(Dataset rows describing interfaces)
※
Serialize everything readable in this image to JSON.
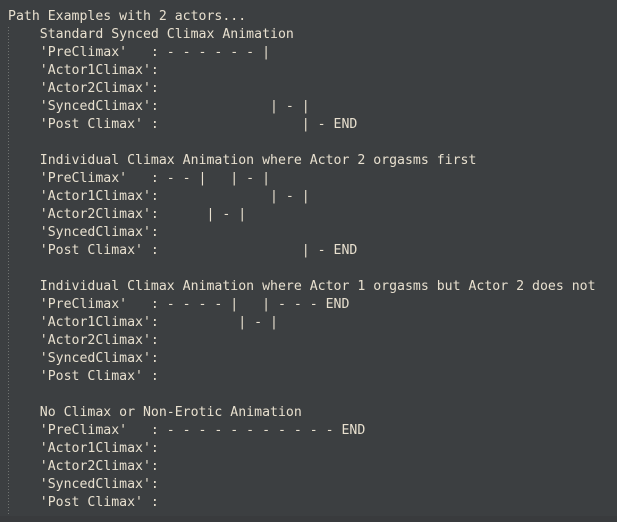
{
  "console": {
    "background_color": "#3c3f41",
    "text_color": "#e8e0cf",
    "indent_guide_color": "#6f7270",
    "title": "Path Examples with 2 actors...",
    "labels": {
      "pre_climax": "'PreClimax'",
      "actor1_climax": "'Actor1Climax'",
      "actor2_climax": "'Actor2Climax'",
      "synced_climax": "'SyncedClimax'",
      "post_climax": "'Post Climax'"
    },
    "end_marker": "END",
    "blocks": [
      {
        "heading": "Standard Synced Climax Animation",
        "rows": [
          {
            "label": "'PreClimax'",
            "track": "- - - - - - |"
          },
          {
            "label": "'Actor1Climax'",
            "track": ""
          },
          {
            "label": "'Actor2Climax'",
            "track": ""
          },
          {
            "label": "'SyncedClimax'",
            "track": "              | - |"
          },
          {
            "label": "'Post Climax'",
            "track": "                  | - END"
          }
        ]
      },
      {
        "heading": "Individual Climax Animation where Actor 2 orgasms first",
        "rows": [
          {
            "label": "'PreClimax'",
            "track": "- - |   | - |"
          },
          {
            "label": "'Actor1Climax'",
            "track": "              | - |"
          },
          {
            "label": "'Actor2Climax'",
            "track": "      | - |"
          },
          {
            "label": "'SyncedClimax'",
            "track": ""
          },
          {
            "label": "'Post Climax'",
            "track": "                  | - END"
          }
        ]
      },
      {
        "heading": "Individual Climax Animation where Actor 1 orgasms but Actor 2 does not",
        "rows": [
          {
            "label": "'PreClimax'",
            "track": "- - - - |   | - - - END"
          },
          {
            "label": "'Actor1Climax'",
            "track": "          | - |"
          },
          {
            "label": "'Actor2Climax'",
            "track": ""
          },
          {
            "label": "'SyncedClimax'",
            "track": ""
          },
          {
            "label": "'Post Climax'",
            "track": ""
          }
        ]
      },
      {
        "heading": "No Climax or Non-Erotic Animation",
        "rows": [
          {
            "label": "'PreClimax'",
            "track": "- - - - - - - - - - - END"
          },
          {
            "label": "'Actor1Climax'",
            "track": ""
          },
          {
            "label": "'Actor2Climax'",
            "track": ""
          },
          {
            "label": "'SyncedClimax'",
            "track": ""
          },
          {
            "label": "'Post Climax'",
            "track": ""
          }
        ]
      }
    ],
    "rendered_lines": [
      "Path Examples with 2 actors...",
      "    Standard Synced Climax Animation",
      "    'PreClimax'   : - - - - - - |",
      "    'Actor1Climax':",
      "    'Actor2Climax':",
      "    'SyncedClimax':              | - |",
      "    'Post Climax' :                  | - END",
      "",
      "    Individual Climax Animation where Actor 2 orgasms first",
      "    'PreClimax'   : - - |   | - |",
      "    'Actor1Climax':              | - |",
      "    'Actor2Climax':      | - |",
      "    'SyncedClimax':",
      "    'Post Climax' :                  | - END",
      "",
      "    Individual Climax Animation where Actor 1 orgasms but Actor 2 does not",
      "    'PreClimax'   : - - - - |   | - - - END",
      "    'Actor1Climax':          | - |",
      "    'Actor2Climax':",
      "    'SyncedClimax':",
      "    'Post Climax' :",
      "",
      "    No Climax or Non-Erotic Animation",
      "    'PreClimax'   : - - - - - - - - - - - END",
      "    'Actor1Climax':",
      "    'Actor2Climax':",
      "    'SyncedClimax':",
      "    'Post Climax' :"
    ]
  }
}
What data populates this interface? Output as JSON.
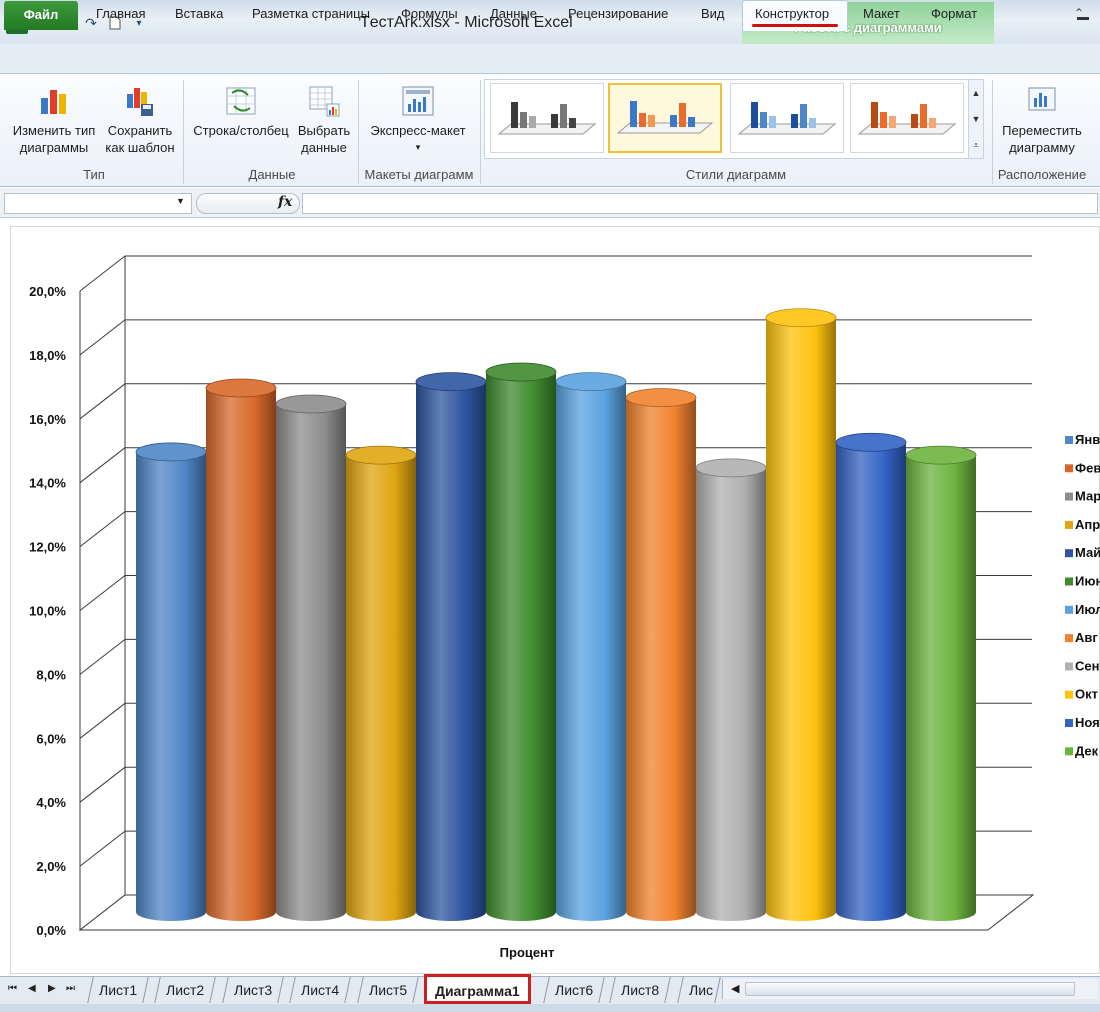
{
  "window": {
    "title": "TестArk.xlsx  -  Microsoft Excel",
    "context_group": "Работа с диаграммами"
  },
  "tabs": {
    "file": "Файл",
    "items": [
      "Главная",
      "Вставка",
      "Разметка страницы",
      "Формулы",
      "Данные",
      "Рецензирование",
      "Вид"
    ],
    "active": "Конструктор",
    "context_items": [
      "Макет",
      "Формат"
    ]
  },
  "ribbon": {
    "change_type": [
      "Изменить тип",
      "диаграммы"
    ],
    "save_template": [
      "Сохранить",
      "как шаблон"
    ],
    "group_type": "Тип",
    "row_column": "Строка/столбец",
    "select_data": [
      "Выбрать",
      "данные"
    ],
    "group_data": "Данные",
    "express_layout": "Экспресс-макет",
    "group_layouts": "Макеты диаграмм",
    "group_styles": "Стили диаграмм",
    "move_chart": [
      "Переместить",
      "диаграмму"
    ],
    "group_location": "Расположение"
  },
  "formula_bar": {
    "fx": "fx"
  },
  "chart_data": {
    "type": "bar",
    "xlabel": "Процент",
    "ylim": [
      0,
      20
    ],
    "ytick_labels": [
      "0,0%",
      "2,0%",
      "4,0%",
      "6,0%",
      "8,0%",
      "10,0%",
      "12,0%",
      "14,0%",
      "16,0%",
      "18,0%",
      "20,0%"
    ],
    "series": [
      {
        "name": "Янв",
        "value": 14.4,
        "color": "#4f86c6"
      },
      {
        "name": "Фев",
        "value": 16.4,
        "color": "#d8682a"
      },
      {
        "name": "Мар",
        "value": 15.9,
        "color": "#8c8c8c"
      },
      {
        "name": "Апр",
        "value": 14.3,
        "color": "#e0a510"
      },
      {
        "name": "Май",
        "value": 16.6,
        "color": "#2d55a0"
      },
      {
        "name": "Июн",
        "value": 16.9,
        "color": "#3f8a2e"
      },
      {
        "name": "Июл",
        "value": 16.6,
        "color": "#5aa2e0"
      },
      {
        "name": "Авг",
        "value": 16.1,
        "color": "#f0822e"
      },
      {
        "name": "Сен",
        "value": 13.9,
        "color": "#b0b0b0"
      },
      {
        "name": "Окт",
        "value": 18.6,
        "color": "#ffc20e"
      },
      {
        "name": "Ноя",
        "value": 14.7,
        "color": "#3463c4"
      },
      {
        "name": "Дек",
        "value": 14.3,
        "color": "#6cb33f"
      }
    ],
    "grid": true,
    "legend": "right"
  },
  "sheet_tabs": [
    "Лист1",
    "Лист2",
    "Лист3",
    "Лист4",
    "Лист5",
    "Диаграмма1",
    "Лист6",
    "Лист8",
    "Лис"
  ],
  "active_sheet": "Диаграмма1"
}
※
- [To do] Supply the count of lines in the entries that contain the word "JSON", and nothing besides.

- [Response for this exercise] 2